House Bill 13-1077 Would Overrule Francen and Restore a Driver’s Right to Contest the Legality of Traffic Stops for Purposes of the Express Consent Law.
Colorado State Representative Joseph Salazar (D, Dist 31) has introduced House Bill 13-1077, which would essentially overturn the Colorado Court of Appeals decision in Francen v. Colorado Department of Revenue, Division of Motor Vehicles, __P.3d __ , (Colo. App. no. 12CA110).
In a 2-1 decision last July, the Francen case departed from twenty years of Colorado caselaw on the subject, in ruling that the lawfulness of the initial stop of a motorist is irrelevant for purposes of Colorado’s express consent law. The decision was based on the majority’s disagreement with previous statutory interpretation, going all the way back to the case of Peterson v. Tipton, 833 P.2d 830, decided in 1992. Under the Francen rule, police may stop and detain motorists for no reason whatsoever, and require them to submit to chemical testing (or to refuse, thereby losing their driver’s license), so long as the officer has “probable cause” prior to the demand.
The proposed bill would add a subsection (h) to C.R.S. section 42-2-126(8) concerning administrative revocation of driver’s licenses.
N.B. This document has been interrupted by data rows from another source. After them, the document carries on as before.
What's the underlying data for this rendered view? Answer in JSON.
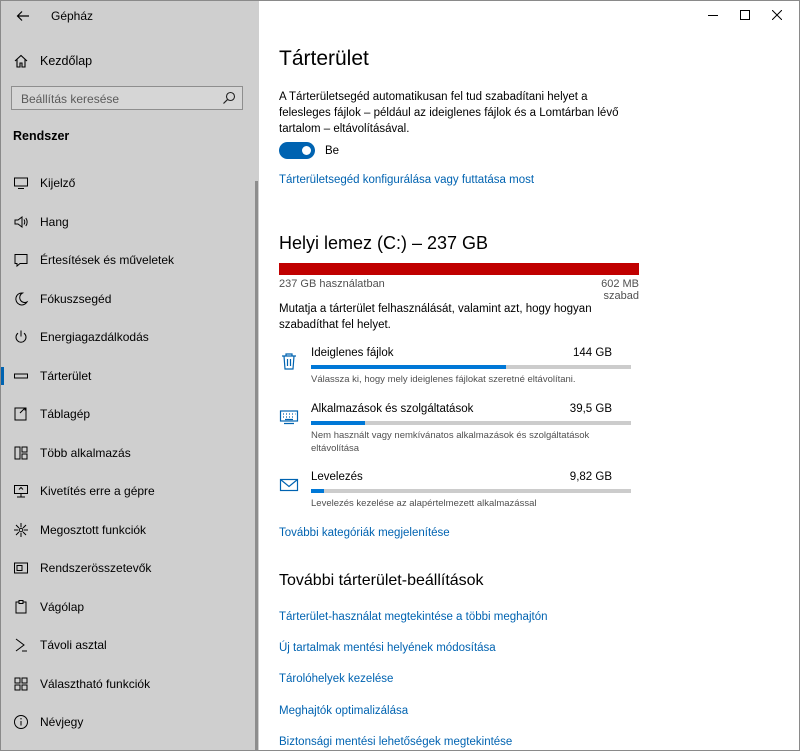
{
  "window": {
    "app_title": "Gépház"
  },
  "sidebar": {
    "home_label": "Kezdőlap",
    "search_placeholder": "Beállítás keresése",
    "section_label": "Rendszer",
    "items": [
      {
        "label": "Kijelző",
        "icon": "display-icon"
      },
      {
        "label": "Hang",
        "icon": "speaker-icon"
      },
      {
        "label": "Értesítések és műveletek",
        "icon": "notification-icon"
      },
      {
        "label": "Fókuszsegéd",
        "icon": "moon-icon"
      },
      {
        "label": "Energiagazdálkodás",
        "icon": "power-icon"
      },
      {
        "label": "Tárterület",
        "icon": "storage-icon",
        "active": true
      },
      {
        "label": "Táblagép",
        "icon": "tablet-icon"
      },
      {
        "label": "Több alkalmazás",
        "icon": "multitasking-icon"
      },
      {
        "label": "Kivetítés erre a gépre",
        "icon": "project-icon"
      },
      {
        "label": "Megosztott funkciók",
        "icon": "share-icon"
      },
      {
        "label": "Rendszerösszetevők",
        "icon": "components-icon"
      },
      {
        "label": "Vágólap",
        "icon": "clipboard-icon"
      },
      {
        "label": "Távoli asztal",
        "icon": "remote-icon"
      },
      {
        "label": "Választható funkciók",
        "icon": "features-icon"
      },
      {
        "label": "Névjegy",
        "icon": "info-icon"
      }
    ]
  },
  "main": {
    "title": "Tárterület",
    "storage_sense_desc": "A Tárterületsegéd automatikusan fel tud szabadítani helyet a felesleges fájlok – például az ideiglenes fájlok és a Lomtárban lévő tartalom – eltávolításával.",
    "toggle_state": "Be",
    "toggle_on": true,
    "configure_link": "Tárterületsegéd konfigurálása vagy futtatása most",
    "drive_title": "Helyi lemez (C:) – 237 GB",
    "drive_used": "237 GB használatban",
    "drive_free": "602 MB szabad",
    "drive_used_fraction": 0.997,
    "drive_bar_color": "#c00000",
    "usage_desc": "Mutatja a tárterület felhasználását, valamint azt, hogy hogyan szabadíthat fel helyet.",
    "categories": [
      {
        "name": "Ideiglenes fájlok",
        "size": "144 GB",
        "fraction": 0.61,
        "desc": "Válassza ki, hogy mely ideiglenes fájlokat szeretné eltávolítani.",
        "icon": "trash-icon"
      },
      {
        "name": "Alkalmazások és szolgáltatások",
        "size": "39,5 GB",
        "fraction": 0.17,
        "desc": "Nem használt vagy nemkívánatos alkalmazások és szolgáltatások eltávolítása",
        "icon": "keyboard-icon"
      },
      {
        "name": "Levelezés",
        "size": "9,82 GB",
        "fraction": 0.04,
        "desc": "Levelezés kezelése az alapértelmezett alkalmazással",
        "icon": "mail-icon"
      }
    ],
    "more_categories_link": "További kategóriák megjelenítése",
    "more_settings_title": "További tárterület-beállítások",
    "more_links": [
      "Tárterület-használat megtekintése a többi meghajtón",
      "Új tartalmak mentési helyének módosítása",
      "Tárolóhelyek kezelése",
      "Meghajtók optimalizálása",
      "Biztonsági mentési lehetőségek megtekintése"
    ],
    "accent_color": "#0063b1"
  }
}
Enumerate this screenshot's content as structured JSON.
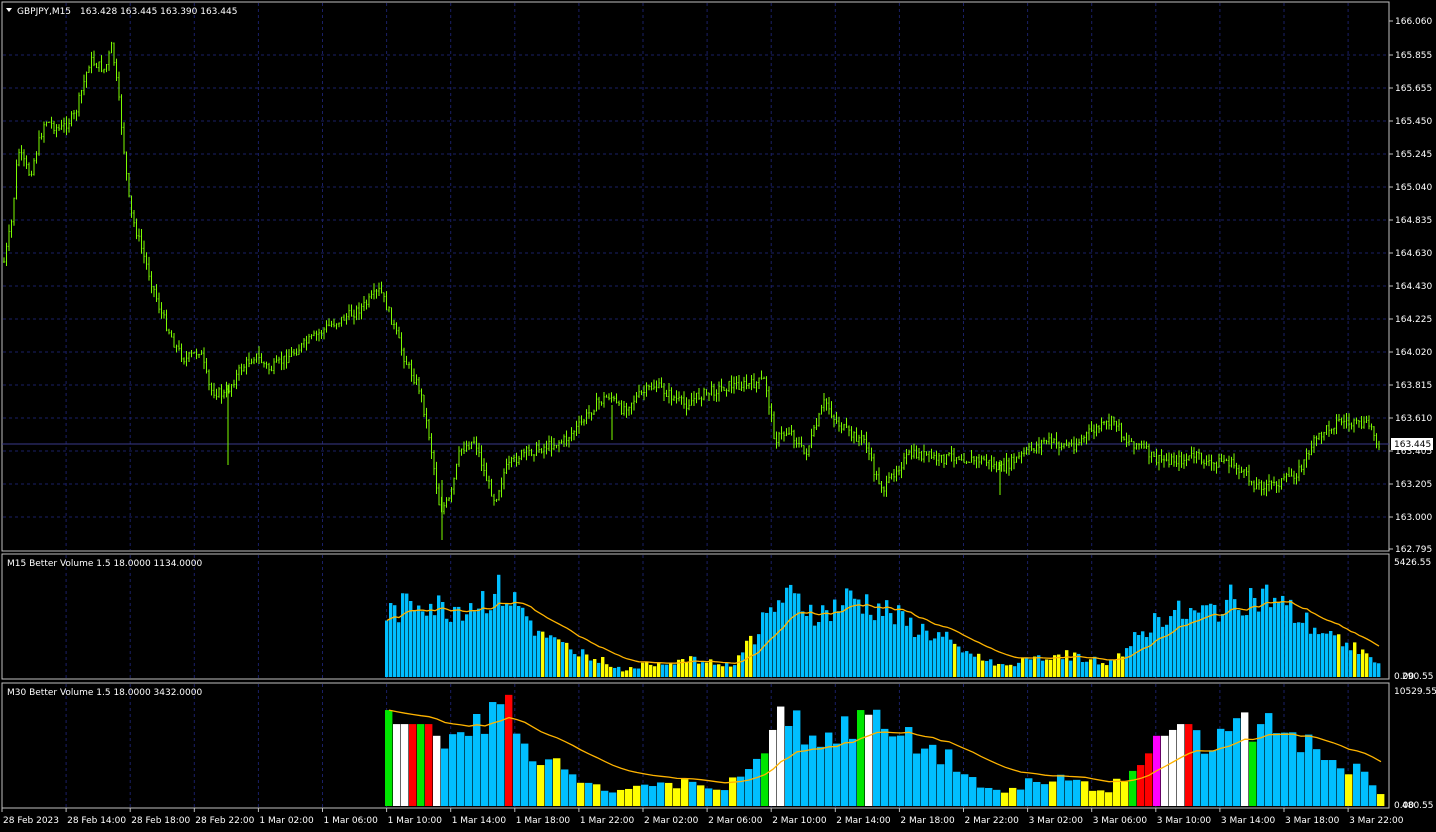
{
  "main_chart": {
    "symbol_header": "GBPJPY,M15",
    "ohlc": "163.428 163.445 163.390 163.445",
    "current_price": "163.445",
    "price_ticks": [
      "166.060",
      "165.855",
      "165.655",
      "165.450",
      "165.245",
      "165.040",
      "164.835",
      "164.630",
      "164.430",
      "164.225",
      "164.020",
      "163.815",
      "163.610",
      "163.405",
      "163.205",
      "163.000",
      "162.795"
    ],
    "candle_color": "#7cfc00",
    "grid_color": "#1a1f66"
  },
  "time_axis": {
    "labels": [
      "28 Feb 2023",
      "28 Feb 14:00",
      "28 Feb 18:00",
      "28 Feb 22:00",
      "1 Mar 02:00",
      "1 Mar 06:00",
      "1 Mar 10:00",
      "1 Mar 14:00",
      "1 Mar 18:00",
      "1 Mar 22:00",
      "2 Mar 02:00",
      "2 Mar 06:00",
      "2 Mar 10:00",
      "2 Mar 14:00",
      "2 Mar 18:00",
      "2 Mar 22:00",
      "3 Mar 02:00",
      "3 Mar 06:00",
      "3 Mar 10:00",
      "3 Mar 14:00",
      "3 Mar 18:00",
      "3 Mar 22:00"
    ]
  },
  "m15_indicator": {
    "header": "M15 Better Volume 1.5 18.0000 1134.0000",
    "max_label": "5426.55",
    "min_label": "0.00",
    "min_label2": "290.55"
  },
  "m30_indicator": {
    "header": "M30 Better Volume 1.5 18.0000 3432.0000",
    "max_label": "10529.55",
    "min_label": "0.00",
    "min_label2": "480.55"
  },
  "colors": {
    "volume_blue": "#00bfff",
    "volume_yellow": "#ffff00",
    "volume_green": "#00e600",
    "volume_red": "#ff0000",
    "volume_white": "#ffffff",
    "volume_magenta": "#ff00ff",
    "ma_line": "#ffb400",
    "frame": "#c0c0c0"
  }
}
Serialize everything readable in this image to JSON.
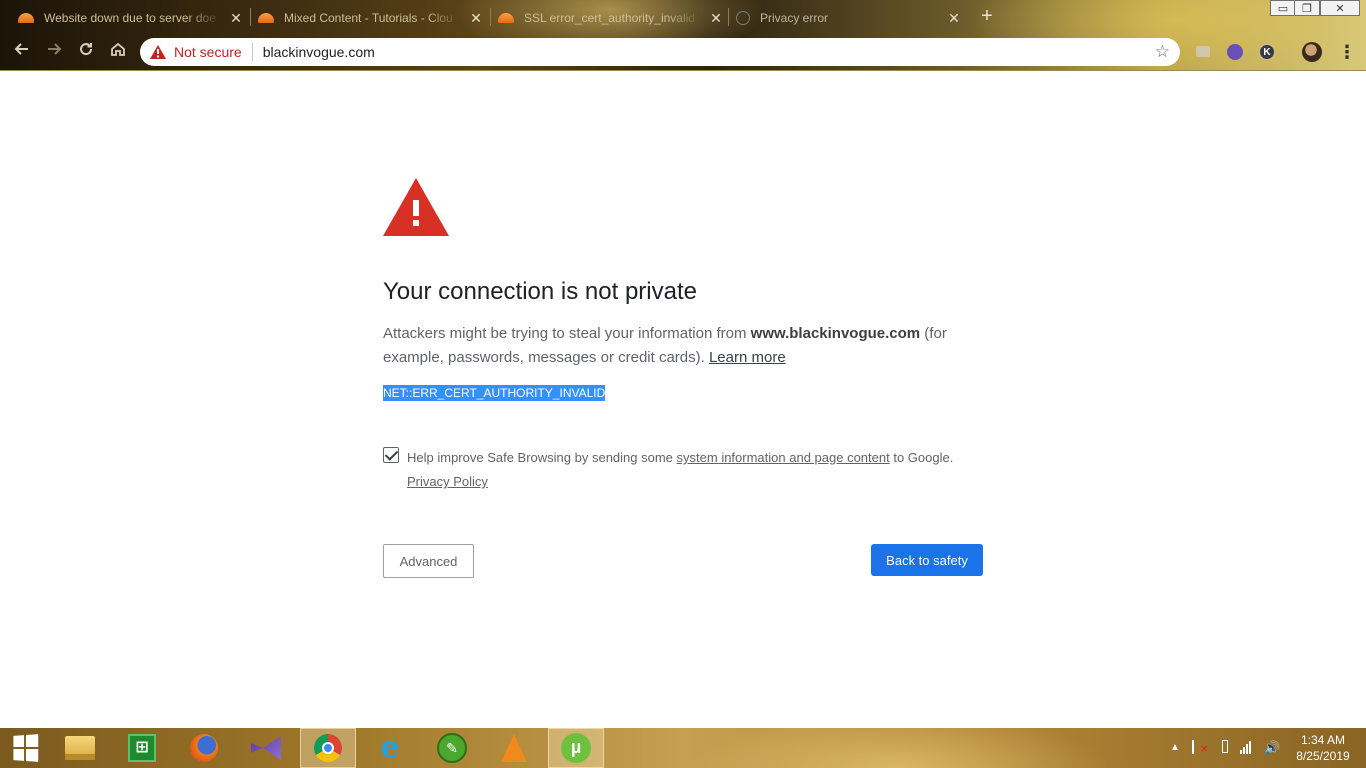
{
  "browser": {
    "tabs": [
      {
        "title": "Website down due to server doe",
        "favicon": "cloudflare-icon"
      },
      {
        "title": "Mixed Content - Tutorials - Clou",
        "favicon": "cloudflare-icon"
      },
      {
        "title": "SSL error_cert_authority_invalid",
        "favicon": "cloudflare-icon"
      },
      {
        "title": "Privacy error",
        "favicon": "globe-icon",
        "active": true
      }
    ],
    "new_tab": "+",
    "close_glyph": "✕",
    "omnibox": {
      "security_label": "Not secure",
      "url": "blackinvogue.com"
    },
    "window_buttons": {
      "minimize": "▭",
      "maximize": "❐",
      "close": "✕"
    },
    "extensions": [
      {
        "name": "cast-icon"
      },
      {
        "name": "purple-extension-icon"
      },
      {
        "name": "k-extension-icon",
        "label": "K"
      }
    ]
  },
  "interstitial": {
    "heading": "Your connection is not private",
    "explanation": {
      "prefix": "Attackers might be trying to steal your information from ",
      "domain": "www.blackinvogue.com",
      "suffix": " (for example, passwords, messages or credit cards). ",
      "learn_more": "Learn more"
    },
    "error_code": "NET::ERR_CERT_AUTHORITY_INVALID",
    "safe_browsing": {
      "checked": true,
      "prefix": "Help improve Safe Browsing by sending some ",
      "link": "system information and page content",
      "suffix": " to Google.",
      "privacy_link": "Privacy Policy"
    },
    "advanced_label": "Advanced",
    "back_label": "Back to safety",
    "colors": {
      "warning_red": "#d93025",
      "primary_blue": "#1a73e8"
    }
  },
  "taskbar": {
    "apps": [
      "start-button",
      "file-explorer",
      "windows-store",
      "firefox",
      "visual-studio",
      "chrome",
      "internet-explorer",
      "green-app",
      "vlc",
      "utorrent"
    ],
    "active_app": "chrome",
    "store_glyph": "⊞",
    "ie_glyph": "e",
    "green_app_glyph": "✎",
    "utorrent_glyph": "µ",
    "tray_arrow": "▲",
    "volume_glyph": "🔊",
    "clock": {
      "time": "1:34 AM",
      "date": "8/25/2019"
    }
  }
}
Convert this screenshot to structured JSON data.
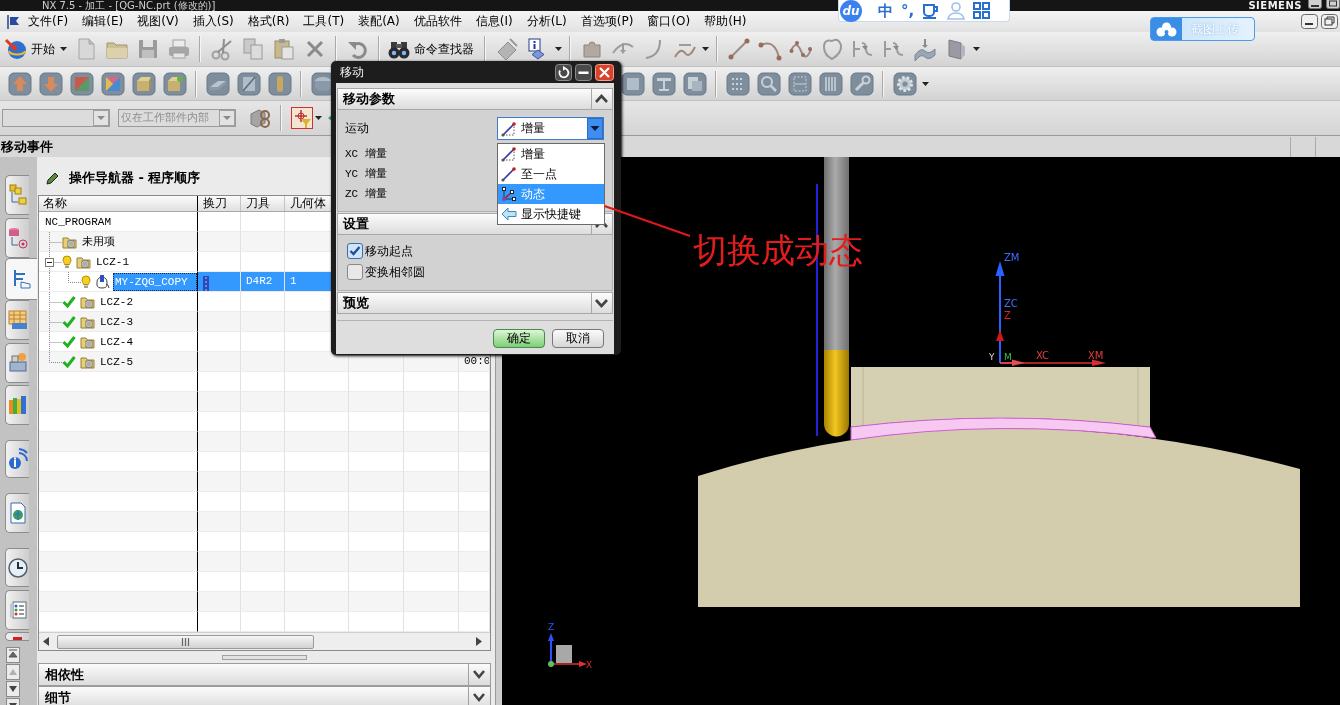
{
  "window": {
    "title": "NX 7.5 - 加工 - [QG-NC.prt (修改的)]",
    "brand": "SIEMENS"
  },
  "ime_toolbar": {
    "logo": "du",
    "mode": "中",
    "punctuation": "°,"
  },
  "cloud_button": {
    "label": "截图上传"
  },
  "menu": [
    "文件(F)",
    "编辑(E)",
    "视图(V)",
    "插入(S)",
    "格式(R)",
    "工具(T)",
    "装配(A)",
    "优品软件",
    "信息(I)",
    "分析(L)",
    "首选项(P)",
    "窗口(O)",
    "帮助(H)"
  ],
  "toolbar": {
    "start_button": "开始",
    "command_finder": "命令查找器"
  },
  "selection_bar": {
    "filters": [
      {
        "disabled": true
      },
      {
        "value": "仅在工作部件内部",
        "disabled": true
      }
    ]
  },
  "cue_line": "移动事件",
  "resource_tabs": [
    {
      "selected": false
    },
    {
      "selected": false
    },
    {
      "selected": true
    },
    {
      "selected": false
    },
    {
      "selected": false
    },
    {
      "selected": false
    },
    {
      "selected": false
    },
    {
      "selected": false
    },
    {
      "selected": false
    },
    {
      "selected": false
    },
    {
      "selected": false
    }
  ],
  "navigator": {
    "title": "操作导航器 - 程序顺序",
    "columns": [
      "名称",
      "换刀",
      "刀具",
      "几何体"
    ],
    "rows": [
      {
        "name": "NC_PROGRAM",
        "needs_regeneration": false,
        "complete": false,
        "selected": false,
        "tool_change": false,
        "children": [
          {
            "name": "未用项",
            "kind": "group",
            "needs_regeneration": false,
            "complete": false,
            "selected": false,
            "tool_change": false
          },
          {
            "name": "LCZ-1",
            "kind": "group",
            "needs_regeneration": true,
            "complete": false,
            "selected": false,
            "tool_change": false,
            "expanded": true,
            "children": [
              {
                "name": "MY-ZQG_COPY",
                "kind": "operation",
                "needs_regeneration": true,
                "complete": false,
                "selected": true,
                "tool_change": true,
                "tool": "D4R2",
                "geometry": "1"
              }
            ]
          },
          {
            "name": "LCZ-2",
            "kind": "group",
            "needs_regeneration": false,
            "complete": true,
            "selected": false,
            "tool_change": false
          },
          {
            "name": "LCZ-3",
            "kind": "group",
            "needs_regeneration": false,
            "complete": true,
            "selected": false,
            "tool_change": false
          },
          {
            "name": "LCZ-4",
            "kind": "group",
            "needs_regeneration": false,
            "complete": true,
            "selected": false,
            "tool_change": false
          },
          {
            "name": "LCZ-5",
            "kind": "group",
            "needs_regeneration": false,
            "complete": true,
            "selected": false,
            "tool_change": false,
            "column_7": "00:0"
          }
        ]
      }
    ],
    "panels": [
      {
        "title": "相依性",
        "expanded": false
      },
      {
        "title": "细节",
        "expanded": false
      }
    ]
  },
  "dialog": {
    "title": "移动",
    "sections": [
      {
        "kind": "motion",
        "title": "移动参数",
        "expanded": true,
        "motion_label": "运动",
        "motion_value": "增量",
        "dropdown_open": true,
        "options": [
          {
            "label": "增量",
            "selected": false
          },
          {
            "label": "至一点",
            "selected": false
          },
          {
            "label": "动态",
            "selected": true
          },
          {
            "label": "显示快捷键",
            "selected": false
          }
        ],
        "increments": [
          "XC 增量",
          "YC 增量",
          "ZC 增量"
        ]
      },
      {
        "kind": "settings",
        "title": "设置",
        "expanded": true,
        "checkboxes": [
          {
            "label": "移动起点",
            "checked": true
          },
          {
            "label": "变换相邻圆",
            "checked": false
          }
        ]
      },
      {
        "kind": "preview",
        "title": "预览",
        "expanded": false
      }
    ],
    "buttons": [
      {
        "label": "确定",
        "kind": "primary"
      },
      {
        "label": "取消",
        "kind": "default"
      }
    ]
  },
  "annotation": {
    "text": "切换成动态"
  },
  "viewport": {
    "axis_labels": [
      "ZM",
      "ZC",
      "Z",
      "Y",
      "M",
      "XC",
      "XM"
    ],
    "triad_labels": [
      "Z",
      "X"
    ]
  }
}
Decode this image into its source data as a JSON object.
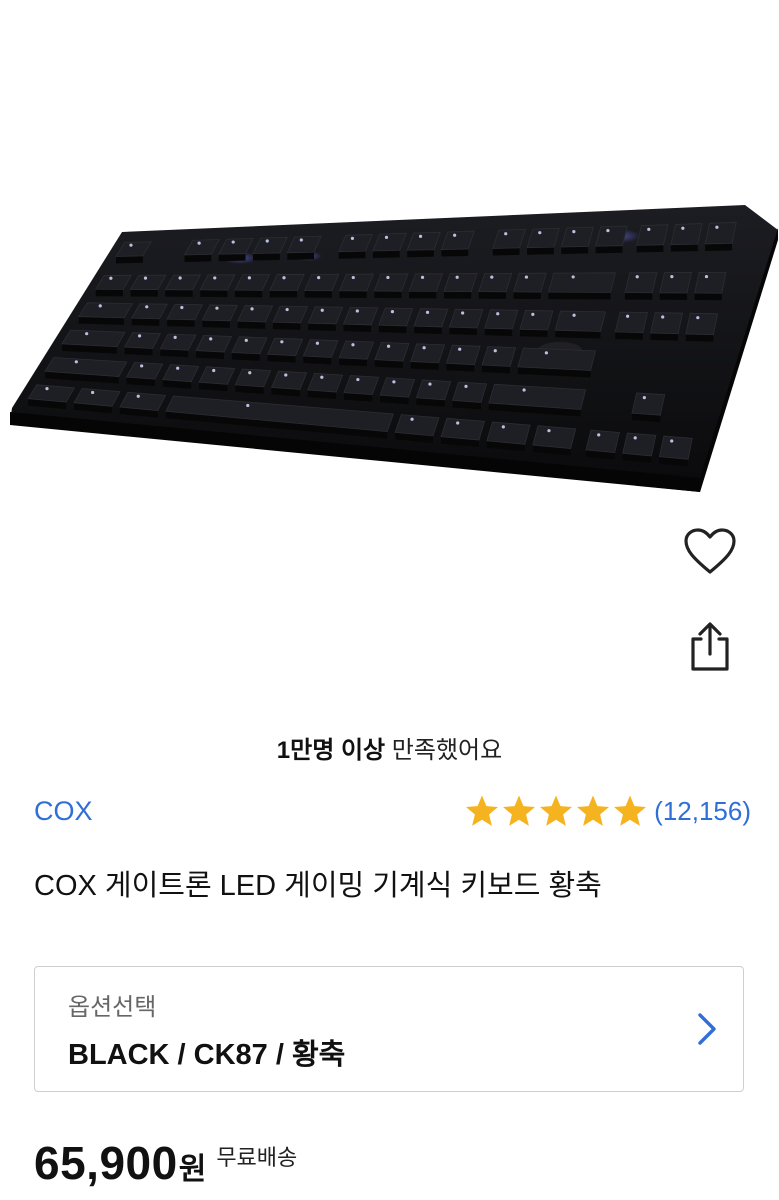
{
  "product_image": {
    "alt": "keyboard"
  },
  "actions": {
    "wishlist_icon": "heart-outline-icon",
    "share_icon": "share-icon"
  },
  "satisfaction": {
    "bold": "1만명 이상",
    "rest": "만족했어요"
  },
  "brand": "COX",
  "rating": {
    "stars": 5,
    "count": "(12,156)",
    "star_color": "#f5b320"
  },
  "title": "COX 게이트론 LED 게이밍 기계식 키보드 황축",
  "option": {
    "label": "옵션선택",
    "value": "BLACK / CK87 / 황축"
  },
  "price": {
    "amount": "65,900",
    "currency": "원",
    "shipping": "무료배송"
  },
  "colors": {
    "accent": "#2f6fd6",
    "text": "#111111"
  }
}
The amendment reads as follows:
A driver may challenge the validity of the law enforcement’s initial contact with the driver and the driver’s subsequent arrest for DUI, DUI per se, or DWAI. The hearing officer shall consider such issues when a driver raises them as defenses.
The bill would settle any question of legislative intent and restore the law to the manner it which it was applied for the past two decades.